Although the concern for hypothermia continues, it can be controlled with judicious use of premoistened dressings. These dressings cool by convection, not by evaporation, and the heat is transferred from the burn into the gel, reducing the burn temperature in a controlled way, and allowing the heat energy to be released into the ambient air. With that in mind, Water-Jel is sometimes limited by local protocol to no more than 25% of the body surface. For burns greater than 25%, the manufacturer recommends Water-Jel be applied to the most critical burns first, such as those on the face and hands, then other areas up to any protocol limit. Beyond that, traditional dry dressings may be applied.

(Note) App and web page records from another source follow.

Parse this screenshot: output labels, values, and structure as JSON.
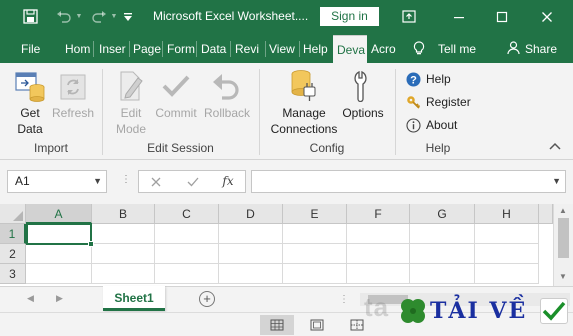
{
  "window": {
    "title": "Microsoft Excel Worksheet....",
    "sign_in": "Sign in",
    "colors": {
      "brand": "#217346",
      "ribbon_bg": "#f3f3f3",
      "header_bg": "#e6e6e6",
      "selection": "#217346"
    }
  },
  "quick_access": {
    "icons": [
      "save-icon",
      "undo-icon",
      "redo-icon",
      "customize-icon"
    ]
  },
  "window_controls": {
    "icons": [
      "ribbon-display-icon",
      "minimize-icon",
      "maximize-icon",
      "close-icon"
    ]
  },
  "tabs": {
    "items": [
      {
        "label": "File"
      },
      {
        "label": "Hom"
      },
      {
        "label": "Inser"
      },
      {
        "label": "Page"
      },
      {
        "label": "Form"
      },
      {
        "label": "Data"
      },
      {
        "label": "Revi"
      },
      {
        "label": "View"
      },
      {
        "label": "Help"
      },
      {
        "label": "Deva"
      },
      {
        "label": "Acro"
      }
    ],
    "active": "Deva",
    "tell_me": "Tell me",
    "share": "Share"
  },
  "ribbon": {
    "get_data": {
      "line1": "Get",
      "line2": "Data"
    },
    "refresh": {
      "label": "Refresh"
    },
    "edit_mode": {
      "line1": "Edit",
      "line2": "Mode"
    },
    "commit": {
      "label": "Commit"
    },
    "rollback": {
      "label": "Rollback"
    },
    "manage": {
      "line1": "Manage",
      "line2": "Connections"
    },
    "options": {
      "label": "Options"
    },
    "help_items": [
      {
        "label": "Help",
        "icon": "help-icon"
      },
      {
        "label": "Register",
        "icon": "key-icon"
      },
      {
        "label": "About",
        "icon": "info-icon"
      }
    ],
    "groups": {
      "import": "Import",
      "edit_session": "Edit Session",
      "config": "Config",
      "help": "Help"
    }
  },
  "formula_bar": {
    "name_box": "A1",
    "fx": "fx",
    "formula": ""
  },
  "grid": {
    "columns": [
      "A",
      "B",
      "C",
      "D",
      "E",
      "F",
      "G",
      "H"
    ],
    "rows": [
      "1",
      "2",
      "3"
    ],
    "active_cell": "A1"
  },
  "sheets": {
    "tabs": [
      "Sheet1"
    ],
    "active": "Sheet1"
  },
  "watermark": {
    "ghost": "ta",
    "text": "TẢI VỀ"
  }
}
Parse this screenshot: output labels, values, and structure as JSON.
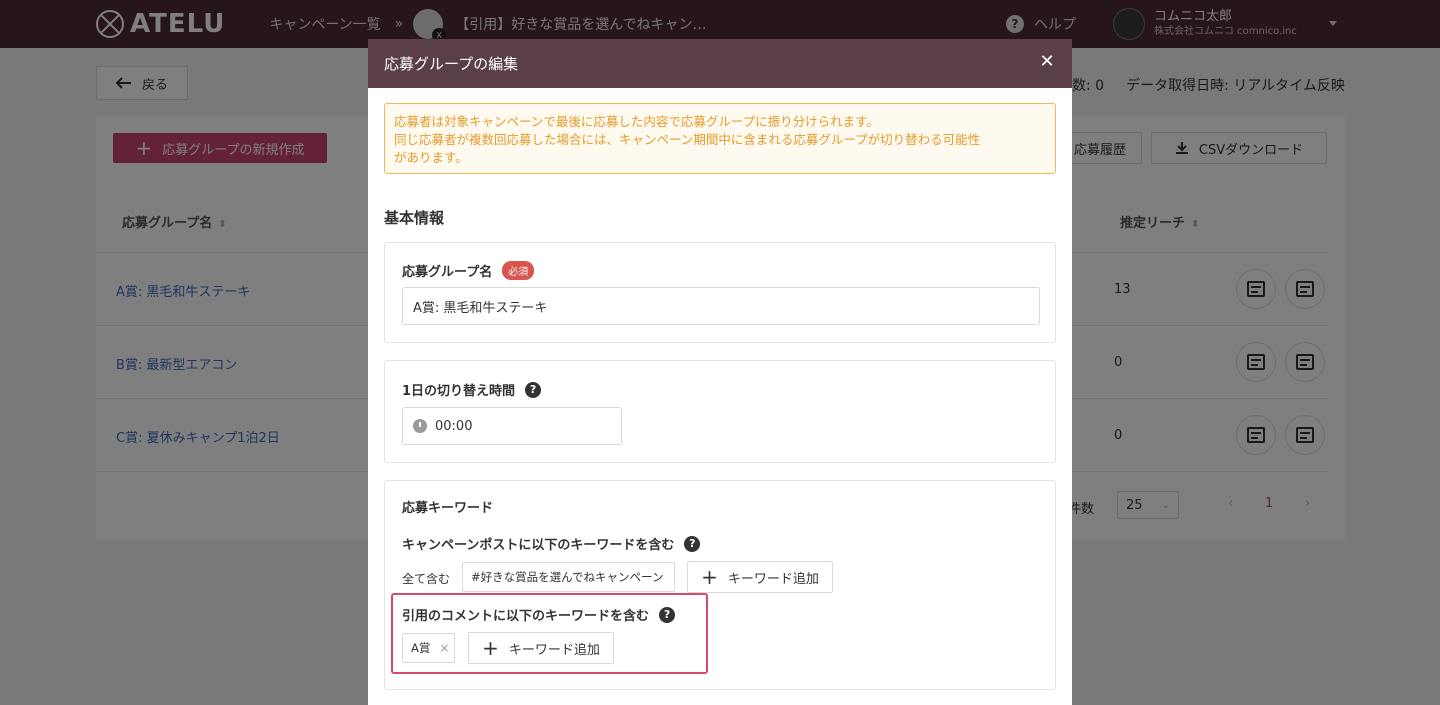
{
  "header": {
    "logo_text": "ATELU",
    "breadcrumb_campaigns": "キャンペーン一覧",
    "breadcrumb_sep": "»",
    "campaign_title": "【引用】好きな賞品を選んでねキャン…",
    "help_label": "ヘルプ",
    "user_name": "コムニコ太郎",
    "user_company": "株式会社コムニコ comnico.inc"
  },
  "page": {
    "back_label": "戻る",
    "stat_entries": "数: 0",
    "stat_fetched": "データ取得日時: リアルタイム反映",
    "new_group_label": "応募グループの新規作成",
    "history_label": "応募履歴",
    "csv_label": "CSVダウンロード",
    "columns": {
      "group_name": "応募グループ名",
      "reach": "推定リーチ"
    },
    "rows": [
      {
        "name": "A賞: 黒毛和牛ステーキ",
        "reach": "13"
      },
      {
        "name": "B賞: 最新型エアコン",
        "reach": "0"
      },
      {
        "name": "C賞: 夏休みキャンプ1泊2日",
        "reach": "0"
      }
    ],
    "page_size_label": "件数",
    "page_size_value": "25",
    "pager_prev": "‹",
    "pager_current": "1",
    "pager_next": "›"
  },
  "modal": {
    "title": "応募グループの編集",
    "notice_line1": "応募者は対象キャンペーンで最後に応募した内容で応募グループに振り分けられます。",
    "notice_line2": "同じ応募者が複数回応募した場合には、キャンペーン期間中に含まれる応募グループが切り替わる可能性",
    "notice_line3": "があります。",
    "section_basic": "基本情報",
    "group_name_label": "応募グループ名",
    "required_badge": "必須",
    "group_name_value": "A賞: 黒毛和牛ステーキ",
    "switch_time_label": "1日の切り替え時間",
    "switch_time_value": "00:00",
    "keyword_section_label": "応募キーワード",
    "post_keyword_label": "キャンペーンポストに以下のキーワードを含む",
    "match_mode": "全て含む",
    "post_keyword_value": "#好きな賞品を選んでねキャンペーン",
    "add_keyword_label": "キーワード追加",
    "quote_keyword_label": "引用のコメントに以下のキーワードを含む",
    "quote_keyword_value": "A賞",
    "remove_symbol": "×"
  },
  "colors": {
    "header_bg": "#4d2d36",
    "modal_header_bg": "#5b3f48",
    "primary_button": "#c7446a",
    "notice_border": "#f2b659",
    "notice_text": "#e79a2a",
    "required_badge": "#d9534f",
    "highlight_border": "#d94a6a",
    "link_text": "#3b6bb8"
  },
  "icons": [
    "logo-icon",
    "back-arrow-icon",
    "help-icon",
    "x-logo-icon",
    "close-icon",
    "plus-icon",
    "download-icon",
    "sort-icon",
    "edit-icon",
    "web-icon",
    "clock-icon",
    "question-icon",
    "chevron-down-icon"
  ]
}
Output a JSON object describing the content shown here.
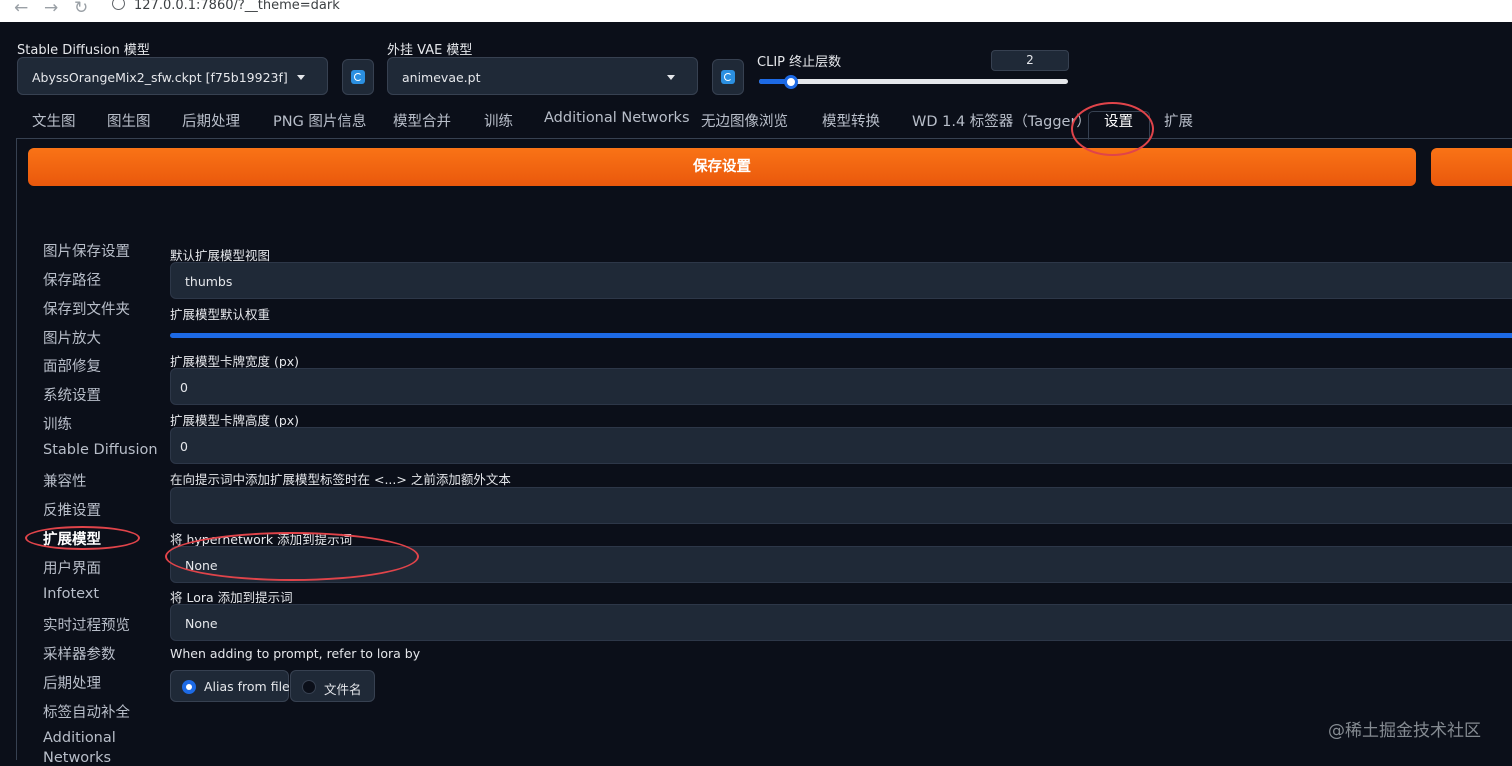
{
  "browser": {
    "url": "127.0.0.1:7860/?__theme=dark"
  },
  "top": {
    "sd_model_label": "Stable Diffusion 模型",
    "sd_model_value": "AbyssOrangeMix2_sfw.ckpt [f75b19923f]",
    "vae_label": "外挂 VAE 模型",
    "vae_value": "animevae.pt",
    "clip_label": "CLIP 终止层数",
    "clip_value": "2"
  },
  "tabs": [
    "文生图",
    "图生图",
    "后期处理",
    "PNG 图片信息",
    "模型合并",
    "训练",
    "Additional Networks",
    "无边图像浏览",
    "模型转换",
    "WD 1.4 标签器（Tagger）",
    "设置",
    "扩展"
  ],
  "save_button": "保存设置",
  "sidebar": [
    "图片保存设置",
    "保存路径",
    "保存到文件夹",
    "图片放大",
    "面部修复",
    "系统设置",
    "训练",
    "Stable Diffusion",
    "兼容性",
    "反推设置",
    "扩展模型",
    "用户界面",
    "Infotext",
    "实时过程预览",
    "采样器参数",
    "后期处理",
    "标签自动补全",
    "Additional",
    "Networks"
  ],
  "settings": {
    "default_view_label": "默认扩展模型视图",
    "default_view_value": "thumbs",
    "default_weight_label": "扩展模型默认权重",
    "card_width_label": "扩展模型卡牌宽度 (px)",
    "card_width_value": "0",
    "card_height_label": "扩展模型卡牌高度 (px)",
    "card_height_value": "0",
    "extra_text_label": "在向提示词中添加扩展模型标签时在 <...> 之前添加额外文本",
    "extra_text_value": "",
    "hypernetwork_label": "将 hypernetwork 添加到提示词",
    "hypernetwork_value": "None",
    "lora_label": "将 Lora 添加到提示词",
    "lora_value": "None",
    "refer_lora_label": "When adding to prompt, refer to lora by",
    "refer_options": [
      "Alias from file",
      "文件名"
    ]
  },
  "watermark": "@稀土掘金技术社区",
  "colors": {
    "accent": "#f97316",
    "background": "#0b0f19",
    "annotation": "#e0444a",
    "slider": "#1d6ae5"
  }
}
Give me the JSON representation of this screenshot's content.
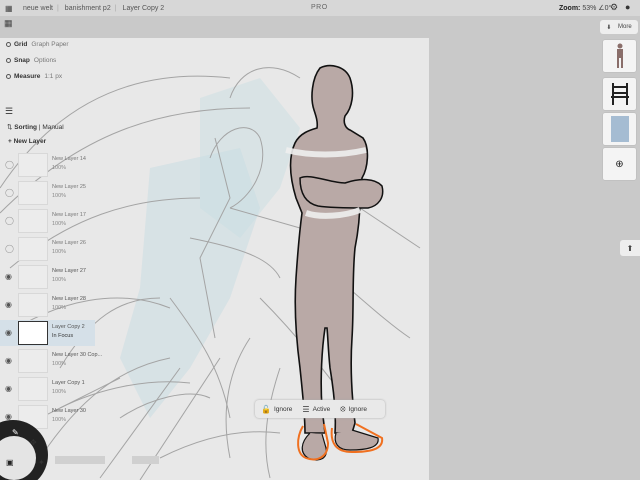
{
  "topbar": {
    "app_icon": "apps-grid-icon",
    "breadcrumbs": [
      "neue welt",
      "banishment p2",
      "Layer Copy 2"
    ],
    "pro_label": "PRO",
    "zoom_label": "Zoom:",
    "zoom_value": "53% ∠0°",
    "icons": [
      "gear-icon",
      "person-icon"
    ]
  },
  "left_panel": {
    "grid": {
      "label": "Grid",
      "sub": "Graph Paper"
    },
    "snap": {
      "label": "Snap",
      "sub": "Options"
    },
    "measure": {
      "label": "Measure",
      "sub": "1:1 px"
    },
    "sorting": {
      "label": "Sorting",
      "sub": "Manual"
    },
    "new_layer": "New Layer",
    "layers": [
      {
        "name": "New Layer 14",
        "opacity": "100%",
        "visible": false,
        "active": false
      },
      {
        "name": "New Layer 25",
        "opacity": "100%",
        "visible": false,
        "active": false
      },
      {
        "name": "New Layer 17",
        "opacity": "100%",
        "visible": false,
        "active": false
      },
      {
        "name": "New Layer 26",
        "opacity": "100%",
        "visible": false,
        "active": false
      },
      {
        "name": "New Layer 27",
        "opacity": "100%",
        "visible": true,
        "active": false
      },
      {
        "name": "New Layer 28",
        "opacity": "100%",
        "visible": true,
        "active": false
      },
      {
        "name": "Layer Copy 2",
        "opacity": "In Focus",
        "visible": true,
        "active": true
      },
      {
        "name": "New Layer 30 Cop...",
        "opacity": "100%",
        "visible": true,
        "active": false
      },
      {
        "name": "Layer Copy 1",
        "opacity": "100%",
        "visible": true,
        "active": false
      },
      {
        "name": "New Layer 30",
        "opacity": "100%",
        "visible": true,
        "active": false
      }
    ]
  },
  "right_panel": {
    "more_label": "More",
    "add_icon": "plus-circle-icon",
    "share_icon": "share-icon"
  },
  "selection_bar": {
    "lock": "Ignore",
    "mode": "Active",
    "transform": "Ignore"
  },
  "colors": {
    "figure_fill": "#b9a9a6",
    "selection_outline": "#f07020",
    "sketch_blue": "#c3dce2"
  }
}
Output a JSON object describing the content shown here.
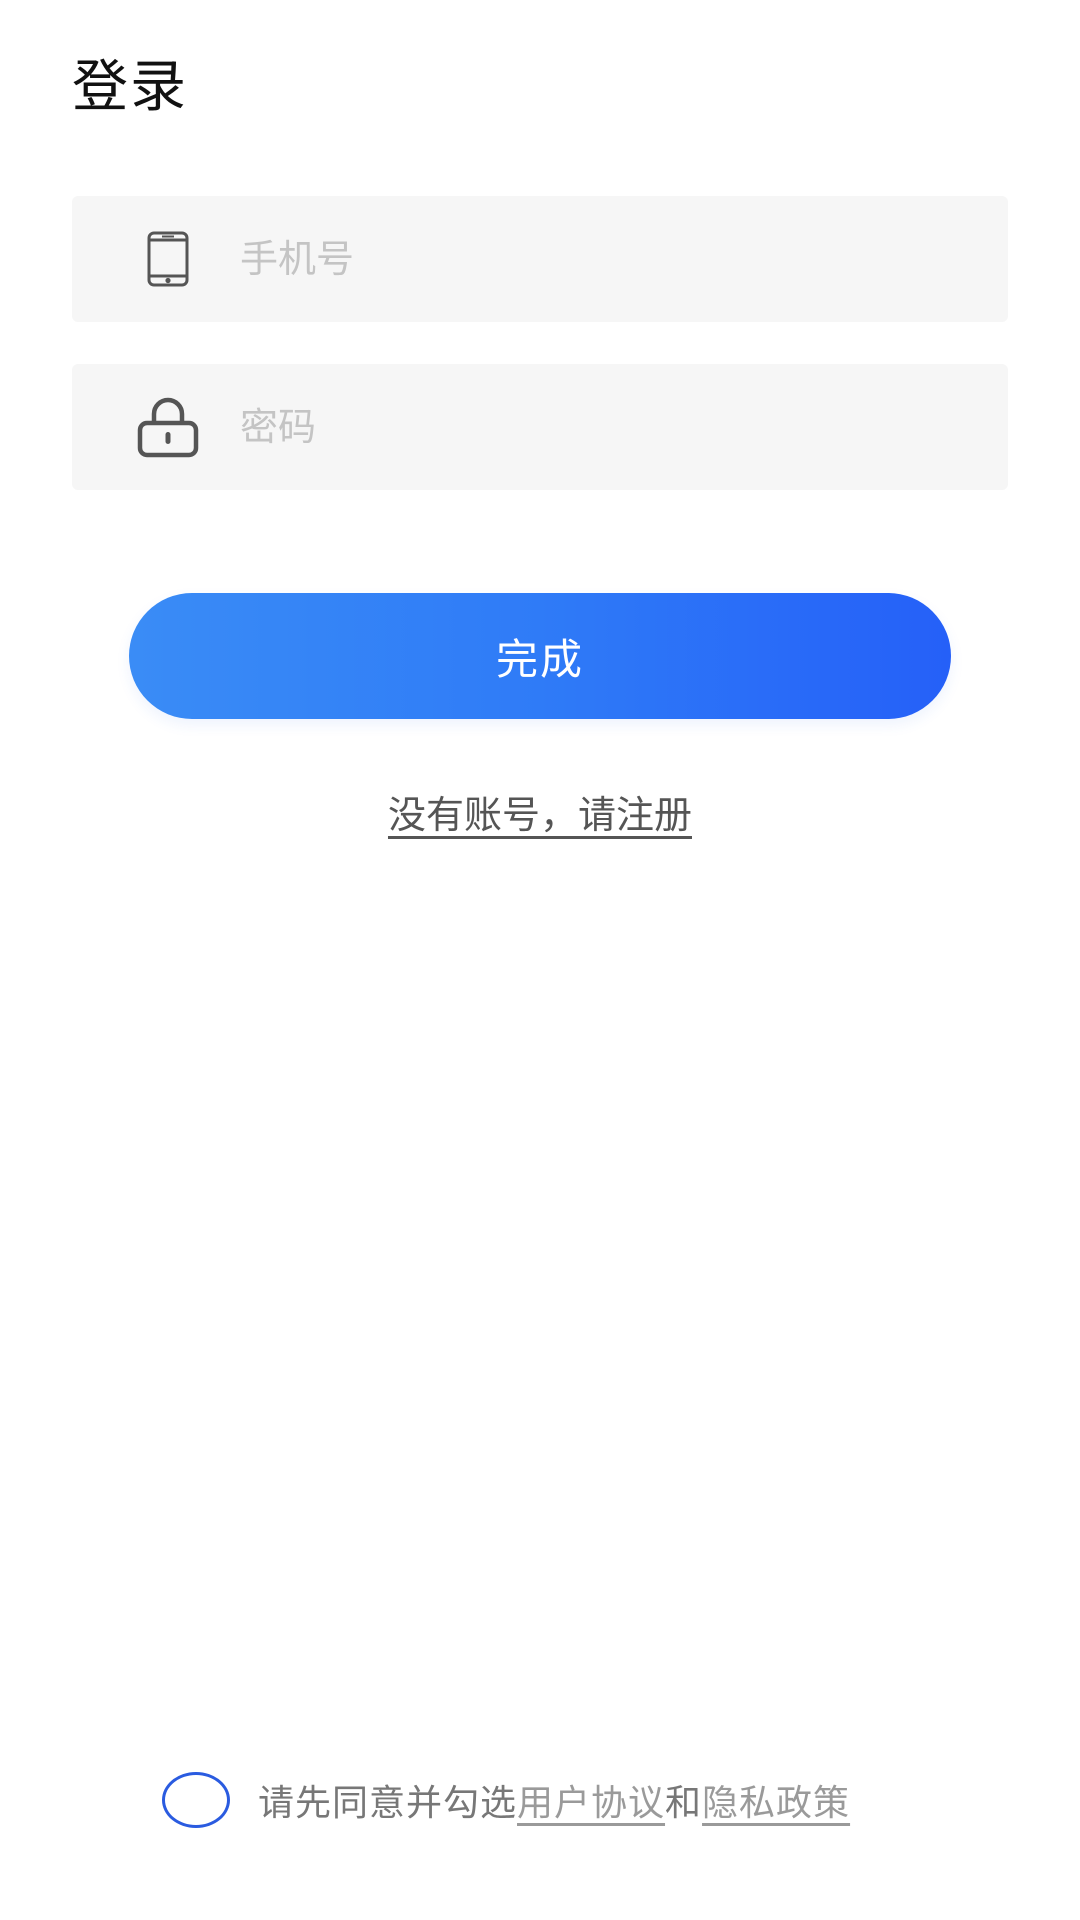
{
  "header": {
    "title": "登录"
  },
  "form": {
    "phone": {
      "icon": "phone-icon",
      "placeholder": "手机号",
      "value": ""
    },
    "password": {
      "icon": "lock-icon",
      "placeholder": "密码",
      "value": ""
    },
    "submit_label": "完成",
    "register_link": "没有账号，请注册"
  },
  "agreement": {
    "checked": false,
    "prefix": "请先同意并勾选",
    "user_agreement": "用户协议",
    "conjunction": "和",
    "privacy_policy": "隐私政策"
  },
  "colors": {
    "primary_start": "#3a8cf6",
    "primary_end": "#2560f8",
    "radio_border": "#2a5be0",
    "input_bg": "#f6f6f6"
  }
}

Another concern with failing to cool a burn is pain control. Cooling with running water is the most effective non-narcotic means of reducing pain. However, outside of the fact that a considerable quantity of clean water will be required, this can only be done for a limited amount of time before the patient needs to be transported to the hospital. The application of a premoistened dressing designed specifically to draw heat out of the burn and maintain a sterile environment will provide better pain reduction than a dry dressing.
In the ED, dressings will need to be removed to allow full assessment of the patient. This often results in significant pain in part from the removal of tissue that has adhered to the dressing. A moist burn dressing avoids this by being non-adherent.
Immediate cooling of burns reduces further burning and relieves pain. Whether or not an EMS agency has the availability of a burn center, they should meet with their medical director and healthcare leaders to review the options for prehospital burn management. Armed with proper education, training and patient care protocols, it’s possible to effectively cool burns, avoid hypothermia and provide pain reduction to patients with burns.
- Baldwin A, Xu J, Attinger D. How to cool a burn: A heat transfer point of view. J Burn Care Res. 2012;33(2):176-187.
- Jandera V, Hudson DA, de Wet PM, et al. Cooling the burn wound, evaluation of different modalities. Burns. 2000;26(3):265-270.
- Nguyen NL, Gun RT, Sparnon AL, et al. The importance of immediate cooling-A case series of childhood burns in Vietnam. Burns. 2002;28(2):173-176.
- Singer AJ, Freidman B, Modi P, et al. The effect of a commercially available burn-cooling blanket on core body temperatures in volunteers. Acad Emerg Med. 2006;13(6):686-690.
- Singer AJ, Taira BR, Thode HC Jr, et al. The association between hypothermia, prehospital cooling, and mortality in burn victims. Acad Emerg Med. 2010;17(4):456-459.
Keith Wesley’s popular webcast “Changing the Paradigm of Burn Care” describes why it’s time to do more for painful burns in EMS than simply relying on dry dressings and drugs. See how HealthEast Medical Transportation puts Water-Jel burn dressings to use in St. Paul, Minn. Water-Jel offers a FREE TRIAL program with burn kits provided for EMS agencies. Burn instructor training program and samples are also available. Visit www.waterjelEMS.com or call 1-800-BURN-JEL for more information.